But for the first few months of this season, the current edition appeared to have little in common with the program's illustrious past. Holy Cross opened the season 5-6 and proceeded to drop seven of its next eight games, including a 1-4 start in conference play, after injuries ravaged the backcourt.
A roster already heavy with seven freshmen and sophomores, including freshman starters Bethany O'Dell and Briana McFadden, suffered the most serious blow when junior point guard Laura Aloisi, averaging better than six assists per game, went down with a season-ending knee injury just two games after reserve point guard Jessica Pearson was lost for the season with a knee injury of her own.
Besieged by questions about how a coach used to such a high level of success was dealing with the adversity, Gibbons offered a simple recipe for bouncing back.
"I kept saying, 'I'm dealing with it fine' because my kids are great, my assistants are great, my family is great; they're not giving up," Gibbons said. "And I tried to just stay positive, stay positive, keep pointing for those three games in March, and the kids kept believing in me."
Like so many low-major programs with a history of success, Holy Cross has a foundation of continuity at the top. A Worcester native who graduated from nearby Clark in 1981 and got the job at Holy Cross not long after, Gibbons speaks with a thick Massachusetts brogue and the energy of someone with far fewer than 22 seasons on the bench. He's a man for whom Holy Cross was never a steppingstone job.
"The type of program we have here -- it's not rhetoric that it's a family and it's place that I thank God every night that I'm coaching at," Gibbons said. "It's the best job in the country, because of the type of kids I get and the type of assistants I've been able to attract."
Nearly an hour and a half after the game -- with the gym deserted and Gibbons making his way out the door after stopping to shake every hand and answer every request -- senior Kaitlin Foley, the team's leading scorer and an all-conference pick, approached her coach. As they shared one last embrace, he congratulated her for never giving up. The Crusaders aren't going to roll over and play dead against Duke or any other team, but the moment underscored exactly what each team in the field announced Monday already has accomplished.
And it's an accomplishment that isn't lost on the players.
"We need to just take a deep breath, let it be real," Foley said. "Even on our bus ride home from the airport [after the semifinals] the other day, we were just riding high. Winning is just such a great feeling. But we have to look back, we've been through a lot this year. And I don't think anyone thought we would be in the Hart Center cutting down our own nets, and we did it."
Gibbons was in complete agreement.

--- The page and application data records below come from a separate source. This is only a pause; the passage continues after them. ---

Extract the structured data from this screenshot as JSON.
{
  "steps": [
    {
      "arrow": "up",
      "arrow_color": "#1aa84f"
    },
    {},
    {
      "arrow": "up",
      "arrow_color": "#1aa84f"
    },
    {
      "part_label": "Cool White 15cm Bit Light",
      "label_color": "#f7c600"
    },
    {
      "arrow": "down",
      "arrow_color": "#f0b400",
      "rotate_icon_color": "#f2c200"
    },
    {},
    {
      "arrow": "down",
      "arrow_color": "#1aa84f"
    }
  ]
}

"I just want to savor it until Monday night," Gibbons said. "Everywhere I go in Worcester, people will be congratulating me. I want to savor that. Then I want to think about the next step. But I've got great assistants, and I've had experience in this. And we're going to have fun, and no matter what happens, our young guys are going to have great experience and our seniors are going to have that thrill of going to another NCAA."
And who knows what could happen in a tournament in which a No. 16 seed has beaten a No. 1 seed.
"Whoever we play first round better watch out," Foley joked after the game.
Or maybe she wasn't joking.
Alison Bales wasn't looming in the lane on Wednesday night, and Abby Waner wasn't spotting up on the wing. Instead, Foley controlled the lane with 15 rebounds and tournament MVP O'Dell fired clutch 3-pointer after clutch 3-pointer on her way to 20 points.
And for the next nine days, being No. 1 or No. 64 matters less than being one of 64.
Graham Hays is a regular contributor to ESPN.com's women's basketball coverage. E-mail him at Graham.Hays@espn3.com.